Work request » From the records below, work out how many lines contain "Ctrl". Reply with that number alone.

Material provided »
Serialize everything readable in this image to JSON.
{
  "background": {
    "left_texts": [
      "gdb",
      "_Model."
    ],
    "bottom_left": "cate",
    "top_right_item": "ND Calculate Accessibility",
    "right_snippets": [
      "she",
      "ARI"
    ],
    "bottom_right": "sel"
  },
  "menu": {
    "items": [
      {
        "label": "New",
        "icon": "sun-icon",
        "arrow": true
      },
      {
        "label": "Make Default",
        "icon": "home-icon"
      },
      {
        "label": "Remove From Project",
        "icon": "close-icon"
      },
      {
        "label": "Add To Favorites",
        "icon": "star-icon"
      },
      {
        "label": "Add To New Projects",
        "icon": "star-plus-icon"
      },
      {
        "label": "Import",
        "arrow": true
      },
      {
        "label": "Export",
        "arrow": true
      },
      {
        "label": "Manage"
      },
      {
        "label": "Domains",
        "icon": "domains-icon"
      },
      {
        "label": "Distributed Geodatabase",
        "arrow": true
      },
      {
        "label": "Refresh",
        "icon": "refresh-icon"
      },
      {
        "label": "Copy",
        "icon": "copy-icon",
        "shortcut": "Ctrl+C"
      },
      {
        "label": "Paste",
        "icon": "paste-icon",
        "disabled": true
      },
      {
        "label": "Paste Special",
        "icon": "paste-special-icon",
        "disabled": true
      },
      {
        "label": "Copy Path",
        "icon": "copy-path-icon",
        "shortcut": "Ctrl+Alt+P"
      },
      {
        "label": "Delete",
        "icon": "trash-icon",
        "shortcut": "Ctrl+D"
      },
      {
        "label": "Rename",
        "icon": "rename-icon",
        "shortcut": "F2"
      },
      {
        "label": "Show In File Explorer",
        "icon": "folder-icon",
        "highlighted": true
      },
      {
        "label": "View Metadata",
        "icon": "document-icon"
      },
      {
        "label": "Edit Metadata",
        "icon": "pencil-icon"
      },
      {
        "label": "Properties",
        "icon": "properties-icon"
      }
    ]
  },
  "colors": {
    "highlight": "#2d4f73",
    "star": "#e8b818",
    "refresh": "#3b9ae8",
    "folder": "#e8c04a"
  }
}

Answer for the task » 3